We brought to the Cross Mary; who grew from the baby born in grief; who was always reminded that her brother was in heaven while she struggled in life alone; who had always been confused about why she was left behind and fearful that God had a definite reason; and who learned to always regret even being alive.

We brought to the Cross Mary's flesh that could not find peace through knowing that Jesus was her brother in heaven, and that He had made her just like Himself in God's eyes, and secured her eternity by dying for her.

We crucified the little girl who got so overwhelmed trying to be enough for her mother and dad, and the little girl that often wondered why her brother got off so easy.

We crucified the girl who had grieved so deeply every loss of a friend or family member who moved away or died, and crucified the little girl that wished she could talk to God and her brother, and have them reassure her that her life was not just a cruel joke, but that there was a good reason why she was left behind.

Mary crucified the little girl and the woman she'd become who dreamed of a man coming who could reassure her. A few people had told her that this dream was about Jesus. I disagreed and I struck a painful chord in Mary's heart when I suggested that the figure in the dream was her mind's conception of her grown brother.

In I explained that in her flesh the only resolution of the problem , that started when she was born alive and her brother was gone, would only be resolved to her satisfaction if her brother would eventually come to her after his many years with Jesus to reassure her that Jesus did love her, and He that Jesus would make it up to her for all the loneliness and pain she had suffered while she imagined her brother resting in paradise.

Our flesh does not truly want Jesus to be the answer for our conflicts.

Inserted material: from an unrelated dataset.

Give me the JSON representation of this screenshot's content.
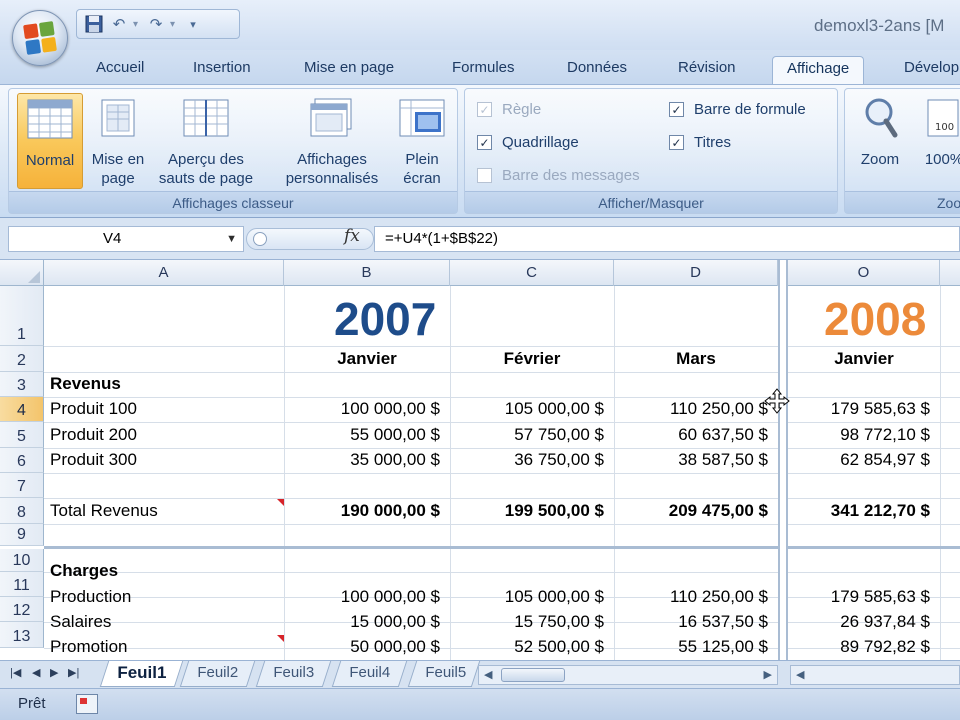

We want the situation that hurt us to be reversed and the pain thereby removed. Mary dreamed of a man who would be just like her, intimately in tune with her pain, apologetic for his delay in coming to her, and able to reassure her like no one else could. In her flesh, and in her dreams, this was her brother.

Once Mary crucified the baby who experienced such an early abandonment and being raised in such grief and wistfulness about her brother, Mary could begin to let Jesus replace the man in the dream , and . He could give her a love for Him and a love for her husband.

I shared with her that my mother had lost free of all the guilt and embarrassment from 7-9 pregnancies and that she had then died giving birth to me, and that I had struggled with the very same fears, and similar dreams all of my life past.

Mary stopped her weekly trips to the altar. Her husband was tremendously relieved. Freed from the burden of guilt and shame and imagined rejection by Jesus, Mary experienced peace for the first time in her life, and began to explore, at fifty five years old, what life could be like with mercy that is new every morning, grace that is sufficient every day, and faith that she would abide in Christ and bear fruit for His glory with full assurance that she would rejoice to see Him face to face in the resurrection.

C/O Cross of Christ Ministries
4132 Annistown Road Snellville, Georgia 30039